◆ Exercise description ◆
Exact copy, pictures excluded: write out every line below.

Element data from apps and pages
· · ·

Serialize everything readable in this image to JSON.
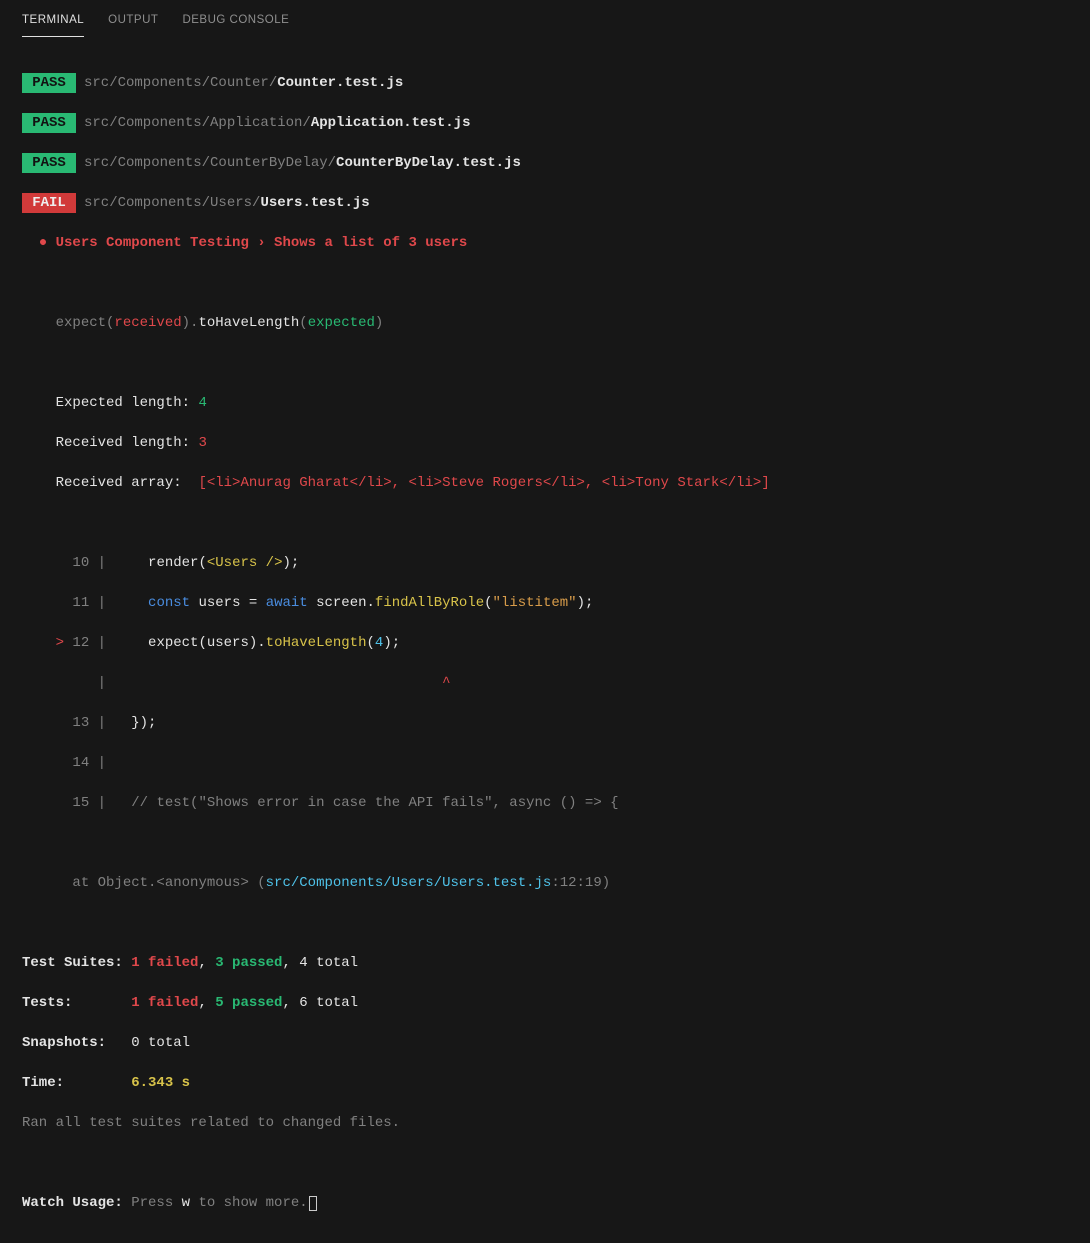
{
  "tabs": {
    "terminal": "TERMINAL",
    "output": "OUTPUT",
    "debug": "DEBUG CONSOLE"
  },
  "badges": {
    "pass": "PASS",
    "fail": "FAIL"
  },
  "files": {
    "f1_path": "src/Components/Counter/",
    "f1_name": "Counter.test.js",
    "f2_path": "src/Components/Application/",
    "f2_name": "Application.test.js",
    "f3_path": "src/Components/CounterByDelay/",
    "f3_name": "CounterByDelay.test.js",
    "f4_path": "src/Components/Users/",
    "f4_name": "Users.test.js"
  },
  "fail_title": "● Users Component Testing › Shows a list of 3 users",
  "expect_line": {
    "a": "expect(",
    "b": "received",
    "c": ").",
    "d": "toHaveLength",
    "e": "(",
    "f": "expected",
    "g": ")"
  },
  "expected_len": {
    "label": "Expected length: ",
    "val": "4"
  },
  "received_len": {
    "label": "Received length: ",
    "val": "3"
  },
  "received_arr": {
    "label": "Received array:  ",
    "val": "[<li>Anurag Gharat</li>, <li>Steve Rogers</li>, <li>Tony Stark</li>]"
  },
  "code": {
    "l10_num": "10",
    "l10_a": "render(",
    "l10_b": "<Users />",
    "l10_c": ");",
    "l11_num": "11",
    "l11_a": "const",
    "l11_b": " users = ",
    "l11_c": "await",
    "l11_d": " screen.",
    "l11_e": "findAllByRole",
    "l11_f": "(",
    "l11_g": "\"listitem\"",
    "l11_h": ");",
    "l12_marker": ">",
    "l12_num": "12",
    "l12_a": "expect(users).",
    "l12_b": "toHaveLength",
    "l12_c": "(",
    "l12_d": "4",
    "l12_e": ");",
    "caret_line": "                                       ",
    "caret": "^",
    "l13_num": "13",
    "l13_a": "});",
    "l14_num": "14",
    "l15_num": "15",
    "l15_a": "// test(\"Shows error in case the API fails\", async () => {"
  },
  "traceback": {
    "a": "at Object.<anonymous> (",
    "b": "src/Components/Users/Users.test.js",
    "c": ":12:19)"
  },
  "summary": {
    "suites_label": "Test Suites: ",
    "suites_fail": "1 failed",
    "suites_sep1": ", ",
    "suites_pass": "3 passed",
    "suites_sep2": ", 4 total",
    "tests_label": "Tests:       ",
    "tests_fail": "1 failed",
    "tests_sep1": ", ",
    "tests_pass": "5 passed",
    "tests_sep2": ", 6 total",
    "snap_label": "Snapshots:   ",
    "snap_val": "0 total",
    "time_label": "Time:        ",
    "time_val": "6.343 s",
    "ran": "Ran all test suites related to changed files."
  },
  "watch": {
    "label": "Watch Usage:",
    "a": " Press ",
    "key": "w",
    "b": " to show more."
  }
}
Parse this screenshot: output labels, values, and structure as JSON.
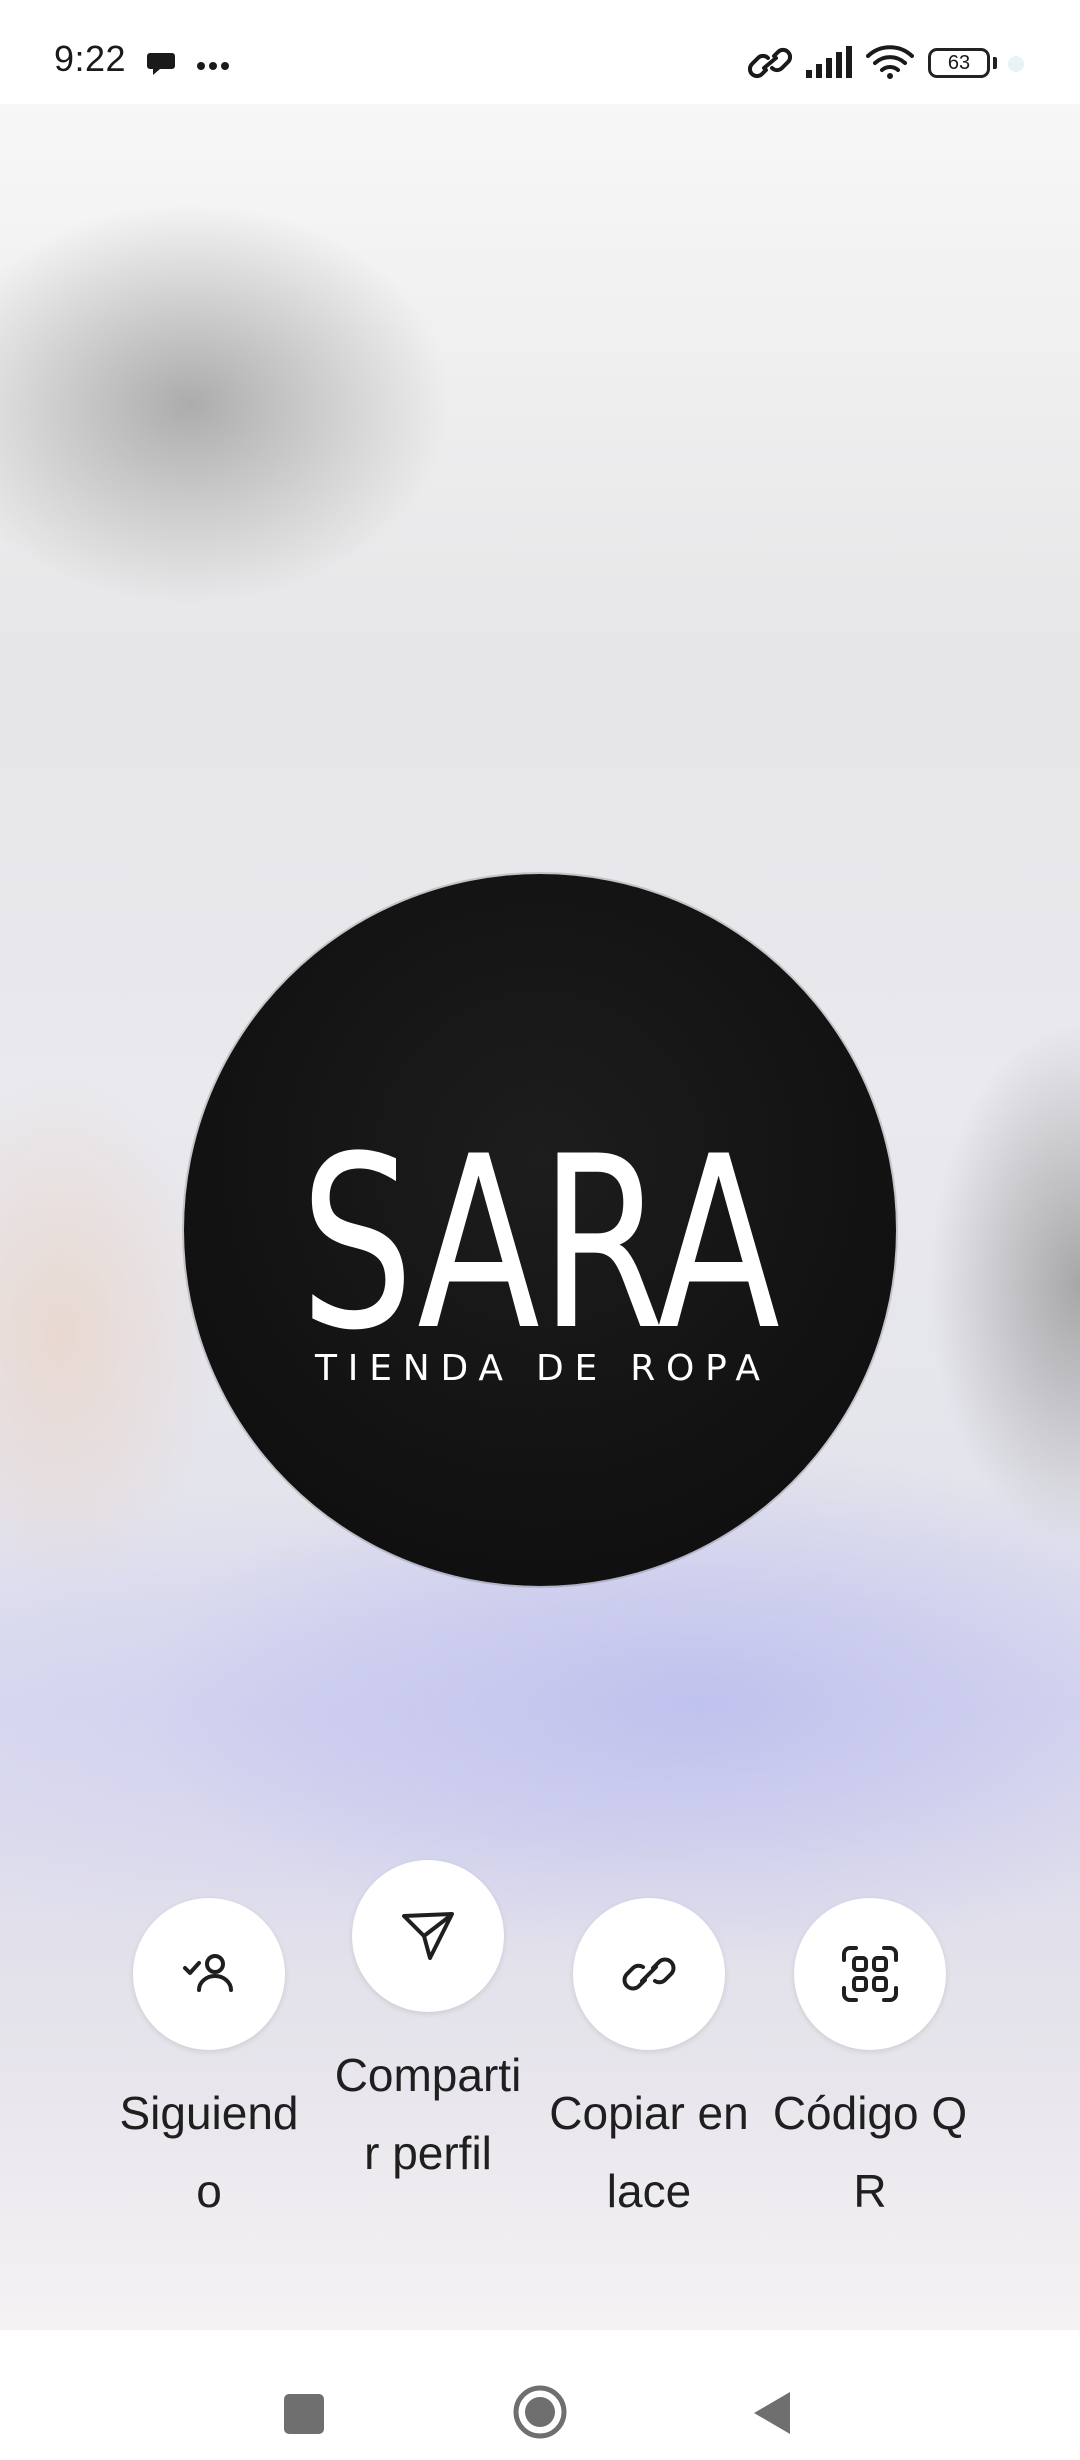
{
  "status_bar": {
    "time": "9:22",
    "battery": "63",
    "icons": [
      "message-icon",
      "more-dots-icon",
      "link-icon",
      "signal-icon",
      "wifi-icon",
      "battery-icon"
    ]
  },
  "profile_logo": {
    "brand": "SARA",
    "tagline": "TIENDA DE ROPA"
  },
  "actions": [
    {
      "label": "Siguiendo",
      "icon": "person-check-icon"
    },
    {
      "label": "Compartir perfil",
      "icon": "send-icon"
    },
    {
      "label": "Copiar enlace",
      "icon": "link-icon"
    },
    {
      "label": "Código QR",
      "icon": "qr-code-icon"
    }
  ],
  "nav_bar": {
    "icons": [
      "recents-square-icon",
      "home-circle-icon",
      "back-triangle-icon"
    ]
  },
  "colors": {
    "logo_background": "#121212",
    "logo_text": "#ffffff",
    "button_background": "#ffffff",
    "icon_color": "#1f1f1f"
  }
}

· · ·

◆ Task answer ◆
Serialize everything readable in this image to JSON.
{
  "tabs": {
    "terminal": "TERMINAL",
    "output": "OUTPUT",
    "debug": "DEBUG CONSOLE"
  },
  "badges": {
    "pass": "PASS",
    "fail": "FAIL"
  },
  "files": {
    "f1_path": "src/Components/Counter/",
    "f1_name": "Counter.test.js",
    "f2_path": "src/Components/Application/",
    "f2_name": "Application.test.js",
    "f3_path": "src/Components/CounterByDelay/",
    "f3_name": "CounterByDelay.test.js",
    "f4_path": "src/Components/Users/",
    "f4_name": "Users.test.js"
  },
  "fail_title": "● Users Component Testing › Shows a list of 3 users",
  "expect_line": {
    "a": "expect(",
    "b": "received",
    "c": ").",
    "d": "toHaveLength",
    "e": "(",
    "f": "expected",
    "g": ")"
  },
  "expected_len": {
    "label": "Expected length: ",
    "val": "4"
  },
  "received_len": {
    "label": "Received length: ",
    "val": "3"
  },
  "received_arr": {
    "label": "Received array:  ",
    "val": "[<li>Anurag Gharat</li>, <li>Steve Rogers</li>, <li>Tony Stark</li>]"
  },
  "code": {
    "l10_num": "10",
    "l10_a": "render(",
    "l10_b": "<Users />",
    "l10_c": ");",
    "l11_num": "11",
    "l11_a": "const",
    "l11_b": " users = ",
    "l11_c": "await",
    "l11_d": " screen.",
    "l11_e": "findAllByRole",
    "l11_f": "(",
    "l11_g": "\"listitem\"",
    "l11_h": ");",
    "l12_marker": ">",
    "l12_num": "12",
    "l12_a": "expect(users).",
    "l12_b": "toHaveLength",
    "l12_c": "(",
    "l12_d": "4",
    "l12_e": ");",
    "caret_line": "                                       ",
    "caret": "^",
    "l13_num": "13",
    "l13_a": "});",
    "l14_num": "14",
    "l15_num": "15",
    "l15_a": "// test(\"Shows error in case the API fails\", async () => {"
  },
  "traceback": {
    "a": "at Object.<anonymous> (",
    "b": "src/Components/Users/Users.test.js",
    "c": ":12:19)"
  },
  "summary": {
    "suites_label": "Test Suites: ",
    "suites_fail": "1 failed",
    "suites_sep1": ", ",
    "suites_pass": "3 passed",
    "suites_sep2": ", 4 total",
    "tests_label": "Tests:       ",
    "tests_fail": "1 failed",
    "tests_sep1": ", ",
    "tests_pass": "5 passed",
    "tests_sep2": ", 6 total",
    "snap_label": "Snapshots:   ",
    "snap_val": "0 total",
    "time_label": "Time:        ",
    "time_val": "6.343 s",
    "ran": "Ran all test suites related to changed files."
  },
  "watch": {
    "label": "Watch Usage:",
    "a": " Press ",
    "key": "w",
    "b": " to show more."
  }
}
Parse this screenshot: output labels, values, and structure as JSON.
{
  "status_bar": {
    "time": "9:22",
    "battery": "63",
    "icons": [
      "message-icon",
      "more-dots-icon",
      "link-icon",
      "signal-icon",
      "wifi-icon",
      "battery-icon"
    ]
  },
  "profile_logo": {
    "brand": "SARA",
    "tagline": "TIENDA DE ROPA"
  },
  "actions": [
    {
      "label": "Siguiendo",
      "icon": "person-check-icon"
    },
    {
      "label": "Compartir perfil",
      "icon": "send-icon"
    },
    {
      "label": "Copiar enlace",
      "icon": "link-icon"
    },
    {
      "label": "Código QR",
      "icon": "qr-code-icon"
    }
  ],
  "nav_bar": {
    "icons": [
      "recents-square-icon",
      "home-circle-icon",
      "back-triangle-icon"
    ]
  },
  "colors": {
    "logo_background": "#121212",
    "logo_text": "#ffffff",
    "button_background": "#ffffff",
    "icon_color": "#1f1f1f"
  }
}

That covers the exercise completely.